It's been dubbed FNR (shortened for "Flexible Naor and Reingold"), and is a "practical variant" of the work proposed in an earlier work by researchers Moni Naor and Omer Reingold.
"There is a compelling need for privacy of sensitive fields before data is shared with any cloud provider, semi-trusted vendors, partners etc. For example network telemetry data, transaction logs etc. are often required to be shared for benefiting from variety of Software as Service applications. Such sensitive data fields are of prescribed and arbitrary lengths," the researchers explained in the paper.
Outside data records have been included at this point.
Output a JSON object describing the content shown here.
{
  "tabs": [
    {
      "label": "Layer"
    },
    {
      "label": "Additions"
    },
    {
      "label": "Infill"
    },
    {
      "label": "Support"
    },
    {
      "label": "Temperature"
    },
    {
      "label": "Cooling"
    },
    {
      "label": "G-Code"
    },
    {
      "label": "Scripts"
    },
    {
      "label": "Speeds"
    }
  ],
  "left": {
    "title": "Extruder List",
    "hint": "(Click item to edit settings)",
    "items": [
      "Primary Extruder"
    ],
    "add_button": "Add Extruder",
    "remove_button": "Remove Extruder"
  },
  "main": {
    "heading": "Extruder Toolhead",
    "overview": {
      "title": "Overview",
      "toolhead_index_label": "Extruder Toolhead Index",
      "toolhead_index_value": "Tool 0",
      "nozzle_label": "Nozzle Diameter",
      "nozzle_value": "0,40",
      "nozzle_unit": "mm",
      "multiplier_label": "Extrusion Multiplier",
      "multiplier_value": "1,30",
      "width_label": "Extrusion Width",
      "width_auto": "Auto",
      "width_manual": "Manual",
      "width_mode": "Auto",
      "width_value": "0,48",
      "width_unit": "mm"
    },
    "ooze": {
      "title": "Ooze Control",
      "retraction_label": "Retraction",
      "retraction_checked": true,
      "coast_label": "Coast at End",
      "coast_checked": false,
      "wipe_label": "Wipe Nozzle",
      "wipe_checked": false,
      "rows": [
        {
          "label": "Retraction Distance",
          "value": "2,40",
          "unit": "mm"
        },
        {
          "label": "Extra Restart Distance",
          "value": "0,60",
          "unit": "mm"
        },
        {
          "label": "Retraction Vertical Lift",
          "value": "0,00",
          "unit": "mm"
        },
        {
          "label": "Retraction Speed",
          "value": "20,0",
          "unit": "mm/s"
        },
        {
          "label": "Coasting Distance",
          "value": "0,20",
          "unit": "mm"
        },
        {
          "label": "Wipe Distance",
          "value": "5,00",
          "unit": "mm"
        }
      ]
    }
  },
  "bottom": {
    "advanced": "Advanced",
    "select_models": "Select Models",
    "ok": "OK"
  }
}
"While designing privacy for sensitive fields, it may be desirable to preserve the length of the inputs, in order to avoid any re-engineering of packet formats or database columns of existing systems."
The FNR cypher is meant to achieve that, and would be great for encrypting objects that are less than 128 bits in size, such as IPv4 addresses, MAC addresses, credit card numbers, arbitrary strings, and so on.
"When FNR is used in ECB mode, it realizes a deterministic encryption scheme. Like all deterministic encryption methods, this does not provide semantic security, but determinism is needed in situations where anonymizing telemetry and log data (especially in cloud based network monitoring scenarios) is necessary," explained Sashank Dara, one of the two engineers.
Cisco has released the reference implementation of the FNR encryption scheme under open source license LGPLv2, and it's source code can be found here.